All of Bloomfield’s comments are heavily weighted against Netanyahu.
He blames him for leading the “bitter and divisive” battle against the agreement. But any battle is divisive – there are two sides, and that’s why there is a battle. He accuses him of dividing the American Jewish community. But surely it is the facts he is presenting, and not those of Netanyahu, that are doing this.
His contemptuous description of our leaders “marching in lockstep” behind the prime minister, and his declaration that the “rank and file” in Israel have no problem with the impossibly skewed deal are false.
One would hope that President Barack Obama had enough imagination to know where a 24-day warning before supervisors are permitted access would lead.

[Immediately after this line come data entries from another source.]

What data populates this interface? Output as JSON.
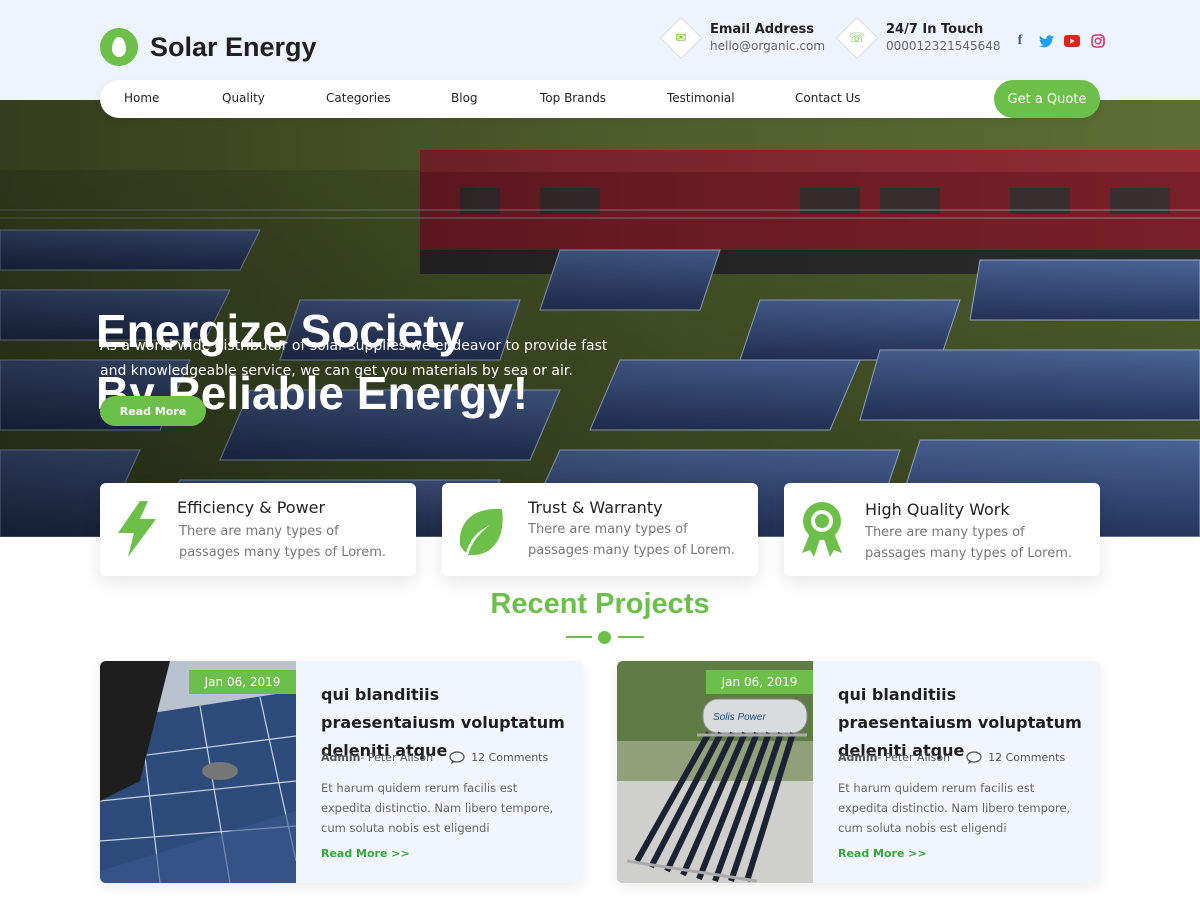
{
  "brand": {
    "name": "Solar Energy",
    "accent": "#6cc04a"
  },
  "contacts": [
    {
      "label": "Email Address",
      "value": "hello@organic.com",
      "icon": "mail-icon"
    },
    {
      "label": "24/7 In Touch",
      "value": "000012321545648",
      "icon": "phone-icon"
    }
  ],
  "social": [
    {
      "name": "facebook-icon",
      "glyph": "f",
      "color": "#3b5998"
    },
    {
      "name": "twitter-icon",
      "glyph": "t",
      "color": "#1da1f2"
    },
    {
      "name": "youtube-icon",
      "glyph": "▶",
      "color": "#e62117"
    },
    {
      "name": "instagram-icon",
      "glyph": "◎",
      "color": "#e1306c"
    }
  ],
  "nav": {
    "items": [
      "Home",
      "Quality",
      "Categories",
      "Blog",
      "Top Brands",
      "Testimonial",
      "Contact Us"
    ],
    "cta": "Get a Quote"
  },
  "hero": {
    "title_line1": "Energize Society",
    "title_line2": "By Reliable Energy!",
    "description": "As a world wide distributor of solar supplies we endeavor to provide fast and knowledgeable service, we can get you materials by sea or air.",
    "button": "Read More"
  },
  "features": [
    {
      "title": "Efficiency & Power",
      "desc": "There are many types of passages many types of Lorem.",
      "icon": "lightning-icon"
    },
    {
      "title": "Trust & Warranty",
      "desc": "There are many types of passages many types of Lorem.",
      "icon": "leaf-icon"
    },
    {
      "title": "High Quality Work",
      "desc": "There are many types of passages many types of Lorem.",
      "icon": "award-ribbon-icon"
    }
  ],
  "projects": {
    "title": "Recent Projects",
    "items": [
      {
        "date": "Jan 06, 2019",
        "title": "qui blanditiis praesentaiusm voluptatum deleniti atque",
        "author": "Admin",
        "author_rest": " - Peter Alison",
        "comments": "12 Comments",
        "desc": "Et harum quidem rerum facilis est expedita distinctio. Nam libero tempore, cum soluta nobis est eligendi",
        "more": "Read More >>",
        "image": "solar-panel-installation-photo"
      },
      {
        "date": "Jan 06, 2019",
        "title": "qui blanditiis praesentaiusm voluptatum deleniti atque",
        "author": "Admin",
        "author_rest": " - Peter Alison",
        "comments": "12 Comments",
        "desc": "Et harum quidem rerum facilis est expedita distinctio. Nam libero tempore, cum soluta nobis est eligendi",
        "more": "Read More >>",
        "image": "solar-water-heater-photo"
      }
    ],
    "image_brand_text": "Solis Power"
  }
}
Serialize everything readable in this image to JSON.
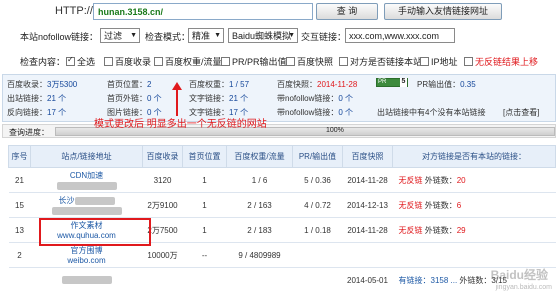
{
  "toolbar": {
    "http_label": "HTTP://",
    "url_value": "hunan.3158.cn/",
    "query_button": "查 询",
    "manual_button": "手动输入友情链接网址"
  },
  "options": {
    "nofollow_label": "本站nofollow链接：",
    "nofollow_value": "过滤",
    "mode_label": "检查模式：",
    "mode_value": "精准",
    "spider_value": "Baidu蜘蛛模拟",
    "exchange_label": "交互链接：",
    "exchange_value": "xxx.com,www.xxx.com"
  },
  "check": {
    "label": "检查内容：",
    "items": [
      {
        "label": "全选",
        "checked": true
      },
      {
        "label": "百度收录",
        "checked": false
      },
      {
        "label": "百度权重/流量",
        "checked": false
      },
      {
        "label": "PR/PR输出值",
        "checked": false
      },
      {
        "label": "百度快照",
        "checked": false
      },
      {
        "label": "对方是否链接本站",
        "checked": false
      },
      {
        "label": "IP地址",
        "checked": false
      },
      {
        "label": "无反链结果上移",
        "checked": false
      }
    ]
  },
  "stats": {
    "r1": {
      "l1": "百度收录：",
      "v1": "3万5300",
      "l2": "首页位置：",
      "v2": "2",
      "l3": "百度权重：",
      "v3": "1 / 57",
      "l4": "百度快照：",
      "v4": "2014-11-28",
      "badge": "PR",
      "badge_n": "5",
      "l5": "PR输出值：",
      "v5": "0.35"
    },
    "r2": {
      "l1": "出站链接：",
      "v1": "21 个",
      "l2": "首页外链：",
      "v2": "0 个",
      "l3": "文字链接：",
      "v3": "21 个",
      "l4": "带nofollow链接：",
      "v4": "0 个"
    },
    "r3": {
      "l1": "反向链接：",
      "v1": "17 个",
      "l2": "图片链接：",
      "v2": "0 个",
      "l3": "文字链接：",
      "v3": "17 个",
      "l4": "带nofollow链接：",
      "v4": "0 个",
      "l5": "出站链接中有4个没有本站链接",
      "l6": "[点击查看]"
    }
  },
  "progress": {
    "label": "查询进度：",
    "value": "100%"
  },
  "annotation": "模式更改后 明显多出一个无反链的网站",
  "table": {
    "headers": [
      "序号",
      "站点/链接地址",
      "百度收录",
      "首页位置",
      "百度权重/流量",
      "PR/输出值",
      "百度快照",
      "对方链接是否有本站的链接："
    ],
    "rows": [
      {
        "no": "21",
        "name": "CDN加速",
        "url": "",
        "idx": "3120",
        "pos": "1",
        "w": "1 / 6",
        "pr": "5 / 0.36",
        "snap": "2014-11-28",
        "res": "无反链",
        "out_label": "外链数：",
        "out": "20"
      },
      {
        "no": "15",
        "name": "长沙",
        "url": "",
        "idx": "2万9100",
        "pos": "1",
        "w": "2 / 163",
        "pr": "4 / 0.72",
        "snap": "2014-12-13",
        "res": "无反链",
        "out_label": "外链数：",
        "out": "6"
      },
      {
        "no": "13",
        "name": "作文素材",
        "url": "www.quhua.com",
        "idx": "2万7500",
        "pos": "1",
        "w": "2 / 183",
        "pr": "1 / 0.18",
        "snap": "2014-11-28",
        "res": "无反链",
        "out_label": "外链数：",
        "out": "29"
      },
      {
        "no": "2",
        "name": "官方围博",
        "url": "weibo.com",
        "idx": "10000万",
        "pos": "--",
        "w": "9 / 4809989",
        "pr": "",
        "snap": "",
        "res": "",
        "out_label": "",
        "out": ""
      },
      {
        "no": "",
        "name": "",
        "url": "",
        "idx": "",
        "pos": "",
        "w": "",
        "pr": "",
        "snap": "2014-05-01",
        "res": "有链接：3158 ...",
        "out_label": "外链数：",
        "out": "3/15"
      }
    ]
  },
  "watermark": "Baidu经验",
  "watermark_sub": "jingyan.baidu.com"
}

Surely Bloomfield knows Israel is against this agreement (just as the US should be) because of, among other things, Iran’s stated goal of destroying Israel. Why is that threat something neither he nor Obama even considers? And he has decided that preventing the deal from happening will guarantee war. Unsaid, but not-sosubtly hinted: “And it will be all your fault, Israel.”
MARCELLA WACHTEL, Jerusalem CORRECTIONS
The photo accompanying “Sanhedrin group pens letter of support to extremist suspects” (August 25) should have been of Rabbi Yisrael Ariel, the focus of the article, and not of his brother, Rabbi Yaakov Ariel, who is not involved with the Sanhedrin.
YISRAEL ARIEL, (Yaakov Shoham/Wikimedia Commons)
The Grapevine of August 26 used the wrong name for the prostitute who took her own life recently in Tel Aviv. She called herself Jessica, and not as stated. In addition, the poem mentioned was written by Marva Zohar, and not by the deceased.